**Task item**
The answer is the set of lines that include "Compliance", copied from the data below.
- - - - - - -
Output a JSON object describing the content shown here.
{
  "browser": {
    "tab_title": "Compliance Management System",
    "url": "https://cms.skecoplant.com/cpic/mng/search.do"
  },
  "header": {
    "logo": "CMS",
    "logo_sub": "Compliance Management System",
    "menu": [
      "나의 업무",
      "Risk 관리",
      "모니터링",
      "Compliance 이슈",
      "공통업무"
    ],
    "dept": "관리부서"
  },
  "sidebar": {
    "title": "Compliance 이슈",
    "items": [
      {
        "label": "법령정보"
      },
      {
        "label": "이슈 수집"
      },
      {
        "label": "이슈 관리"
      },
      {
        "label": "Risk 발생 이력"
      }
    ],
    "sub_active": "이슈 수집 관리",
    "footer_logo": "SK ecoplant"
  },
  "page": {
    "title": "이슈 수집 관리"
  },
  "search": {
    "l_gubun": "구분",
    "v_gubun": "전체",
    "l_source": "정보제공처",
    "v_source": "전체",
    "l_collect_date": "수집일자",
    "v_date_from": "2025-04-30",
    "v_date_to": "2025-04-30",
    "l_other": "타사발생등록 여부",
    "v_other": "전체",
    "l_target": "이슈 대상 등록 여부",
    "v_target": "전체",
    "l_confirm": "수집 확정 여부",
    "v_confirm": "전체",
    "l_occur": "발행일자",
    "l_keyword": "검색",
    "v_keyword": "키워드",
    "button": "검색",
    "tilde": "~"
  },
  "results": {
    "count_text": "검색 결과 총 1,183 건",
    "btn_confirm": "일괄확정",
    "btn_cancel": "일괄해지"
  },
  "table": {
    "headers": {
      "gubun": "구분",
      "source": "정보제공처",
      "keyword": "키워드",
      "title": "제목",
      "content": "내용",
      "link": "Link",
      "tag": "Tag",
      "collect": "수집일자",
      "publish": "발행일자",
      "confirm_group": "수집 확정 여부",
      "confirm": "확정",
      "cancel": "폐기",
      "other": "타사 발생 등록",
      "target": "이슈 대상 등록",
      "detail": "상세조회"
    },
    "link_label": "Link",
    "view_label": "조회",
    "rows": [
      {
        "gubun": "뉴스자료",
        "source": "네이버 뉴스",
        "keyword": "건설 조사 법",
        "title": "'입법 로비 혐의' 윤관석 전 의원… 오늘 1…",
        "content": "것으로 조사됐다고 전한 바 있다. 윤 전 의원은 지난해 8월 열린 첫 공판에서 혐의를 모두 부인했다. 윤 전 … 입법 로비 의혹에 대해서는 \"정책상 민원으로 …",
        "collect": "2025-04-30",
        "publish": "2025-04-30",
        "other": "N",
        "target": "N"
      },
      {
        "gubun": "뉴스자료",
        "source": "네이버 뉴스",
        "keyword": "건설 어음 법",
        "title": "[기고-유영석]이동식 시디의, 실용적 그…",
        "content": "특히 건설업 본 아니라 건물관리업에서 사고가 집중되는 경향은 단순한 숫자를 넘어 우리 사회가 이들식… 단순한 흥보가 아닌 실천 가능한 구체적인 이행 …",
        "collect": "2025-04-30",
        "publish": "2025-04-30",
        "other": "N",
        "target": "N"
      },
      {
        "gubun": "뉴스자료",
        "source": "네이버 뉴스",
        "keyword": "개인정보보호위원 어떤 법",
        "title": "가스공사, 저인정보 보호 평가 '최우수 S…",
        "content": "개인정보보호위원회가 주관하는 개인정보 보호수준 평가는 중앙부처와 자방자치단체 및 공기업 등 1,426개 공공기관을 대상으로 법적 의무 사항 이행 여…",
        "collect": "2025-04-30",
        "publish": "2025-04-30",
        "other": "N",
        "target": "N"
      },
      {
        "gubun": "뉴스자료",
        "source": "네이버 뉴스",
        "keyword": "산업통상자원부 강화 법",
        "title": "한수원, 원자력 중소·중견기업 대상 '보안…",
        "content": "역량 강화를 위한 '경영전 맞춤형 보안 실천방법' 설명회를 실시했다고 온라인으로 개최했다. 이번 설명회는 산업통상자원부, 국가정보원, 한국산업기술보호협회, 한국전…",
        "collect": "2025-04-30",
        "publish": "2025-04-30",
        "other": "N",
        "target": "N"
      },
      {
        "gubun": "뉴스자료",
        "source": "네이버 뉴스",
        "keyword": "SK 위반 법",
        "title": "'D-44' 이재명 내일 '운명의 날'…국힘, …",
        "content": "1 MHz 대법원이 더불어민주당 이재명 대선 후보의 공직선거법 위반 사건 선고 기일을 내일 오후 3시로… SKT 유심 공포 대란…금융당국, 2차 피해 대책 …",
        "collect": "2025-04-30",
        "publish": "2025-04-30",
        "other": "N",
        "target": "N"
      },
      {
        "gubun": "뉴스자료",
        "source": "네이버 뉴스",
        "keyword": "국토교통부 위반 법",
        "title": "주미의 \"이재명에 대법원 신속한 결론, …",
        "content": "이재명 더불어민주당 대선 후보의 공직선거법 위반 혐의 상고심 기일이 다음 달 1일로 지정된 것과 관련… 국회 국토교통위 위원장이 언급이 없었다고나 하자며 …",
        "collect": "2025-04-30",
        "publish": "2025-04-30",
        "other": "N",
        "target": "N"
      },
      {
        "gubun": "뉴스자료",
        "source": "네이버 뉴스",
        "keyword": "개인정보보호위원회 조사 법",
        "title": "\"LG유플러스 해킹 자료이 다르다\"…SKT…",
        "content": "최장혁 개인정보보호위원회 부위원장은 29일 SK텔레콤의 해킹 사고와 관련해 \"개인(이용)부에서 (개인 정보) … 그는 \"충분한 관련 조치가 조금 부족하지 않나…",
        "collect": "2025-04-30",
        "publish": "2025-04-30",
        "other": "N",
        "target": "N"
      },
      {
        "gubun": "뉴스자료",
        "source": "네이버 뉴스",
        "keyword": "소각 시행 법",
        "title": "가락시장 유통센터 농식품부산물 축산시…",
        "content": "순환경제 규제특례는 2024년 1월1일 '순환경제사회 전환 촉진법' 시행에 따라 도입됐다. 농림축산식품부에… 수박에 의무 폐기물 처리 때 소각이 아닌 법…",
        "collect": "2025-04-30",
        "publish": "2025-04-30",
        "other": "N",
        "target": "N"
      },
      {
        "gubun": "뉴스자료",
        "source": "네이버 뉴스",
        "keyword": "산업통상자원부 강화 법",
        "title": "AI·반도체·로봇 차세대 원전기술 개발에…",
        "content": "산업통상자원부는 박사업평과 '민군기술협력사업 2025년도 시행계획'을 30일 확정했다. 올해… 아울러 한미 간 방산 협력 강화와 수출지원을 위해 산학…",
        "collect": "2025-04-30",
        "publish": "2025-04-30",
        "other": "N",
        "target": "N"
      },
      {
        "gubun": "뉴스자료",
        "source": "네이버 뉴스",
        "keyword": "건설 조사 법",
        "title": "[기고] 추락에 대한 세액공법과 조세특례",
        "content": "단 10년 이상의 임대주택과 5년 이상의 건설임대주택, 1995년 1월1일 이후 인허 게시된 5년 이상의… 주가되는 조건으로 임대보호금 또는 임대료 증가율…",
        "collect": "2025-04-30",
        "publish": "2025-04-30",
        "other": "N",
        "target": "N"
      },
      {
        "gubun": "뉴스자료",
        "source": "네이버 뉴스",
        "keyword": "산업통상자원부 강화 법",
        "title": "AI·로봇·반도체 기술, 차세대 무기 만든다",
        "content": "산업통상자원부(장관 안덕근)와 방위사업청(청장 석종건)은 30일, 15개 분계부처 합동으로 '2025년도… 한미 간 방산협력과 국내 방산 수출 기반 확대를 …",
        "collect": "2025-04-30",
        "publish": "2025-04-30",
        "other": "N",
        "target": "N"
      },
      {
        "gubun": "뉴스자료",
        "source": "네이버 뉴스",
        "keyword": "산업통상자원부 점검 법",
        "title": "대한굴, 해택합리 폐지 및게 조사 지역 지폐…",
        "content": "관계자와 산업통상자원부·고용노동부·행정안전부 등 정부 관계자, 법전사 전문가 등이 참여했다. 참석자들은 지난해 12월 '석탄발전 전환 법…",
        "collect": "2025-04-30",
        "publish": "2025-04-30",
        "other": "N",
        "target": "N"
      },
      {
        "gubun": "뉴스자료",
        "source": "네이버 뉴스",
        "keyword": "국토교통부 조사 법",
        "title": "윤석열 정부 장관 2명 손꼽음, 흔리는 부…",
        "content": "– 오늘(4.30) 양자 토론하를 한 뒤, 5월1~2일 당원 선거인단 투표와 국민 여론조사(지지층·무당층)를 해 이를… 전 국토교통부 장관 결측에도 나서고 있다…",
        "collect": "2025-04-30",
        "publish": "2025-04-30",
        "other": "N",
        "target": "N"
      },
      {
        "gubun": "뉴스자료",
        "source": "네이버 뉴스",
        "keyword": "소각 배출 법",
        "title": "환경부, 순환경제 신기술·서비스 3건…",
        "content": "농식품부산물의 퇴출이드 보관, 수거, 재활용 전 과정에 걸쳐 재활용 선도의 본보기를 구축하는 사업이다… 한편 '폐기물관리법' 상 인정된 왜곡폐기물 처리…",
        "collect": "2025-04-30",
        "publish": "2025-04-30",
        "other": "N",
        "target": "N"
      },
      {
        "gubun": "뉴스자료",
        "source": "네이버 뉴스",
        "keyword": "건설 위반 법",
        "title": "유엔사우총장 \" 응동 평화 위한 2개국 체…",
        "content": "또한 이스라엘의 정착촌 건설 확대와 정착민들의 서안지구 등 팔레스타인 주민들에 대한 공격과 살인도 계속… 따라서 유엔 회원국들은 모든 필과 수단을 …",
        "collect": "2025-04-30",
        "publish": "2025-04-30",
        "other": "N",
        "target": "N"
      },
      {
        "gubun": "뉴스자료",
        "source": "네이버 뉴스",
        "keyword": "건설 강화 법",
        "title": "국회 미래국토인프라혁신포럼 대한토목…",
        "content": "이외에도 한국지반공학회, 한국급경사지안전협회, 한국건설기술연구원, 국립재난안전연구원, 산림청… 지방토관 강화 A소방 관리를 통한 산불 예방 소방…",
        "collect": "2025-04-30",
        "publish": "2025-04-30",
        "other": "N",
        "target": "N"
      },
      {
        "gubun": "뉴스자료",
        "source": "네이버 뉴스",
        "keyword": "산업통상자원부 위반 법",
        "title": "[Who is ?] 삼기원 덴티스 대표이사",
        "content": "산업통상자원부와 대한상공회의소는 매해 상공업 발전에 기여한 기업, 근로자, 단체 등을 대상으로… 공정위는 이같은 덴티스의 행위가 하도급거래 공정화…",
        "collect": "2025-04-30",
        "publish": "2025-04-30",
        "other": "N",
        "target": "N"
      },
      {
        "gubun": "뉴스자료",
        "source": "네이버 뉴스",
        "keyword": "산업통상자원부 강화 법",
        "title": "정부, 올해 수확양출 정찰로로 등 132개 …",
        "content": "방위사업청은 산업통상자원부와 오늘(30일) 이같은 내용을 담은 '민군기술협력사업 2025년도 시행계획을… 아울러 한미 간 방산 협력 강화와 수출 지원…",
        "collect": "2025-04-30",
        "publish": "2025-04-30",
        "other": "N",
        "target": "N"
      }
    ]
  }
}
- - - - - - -
**Result of the exercise**
    "tab_title": "Compliance Management System",
    "logo_sub": "Compliance Management System",
      "Compliance 이슈",
    "title": "Compliance 이슈",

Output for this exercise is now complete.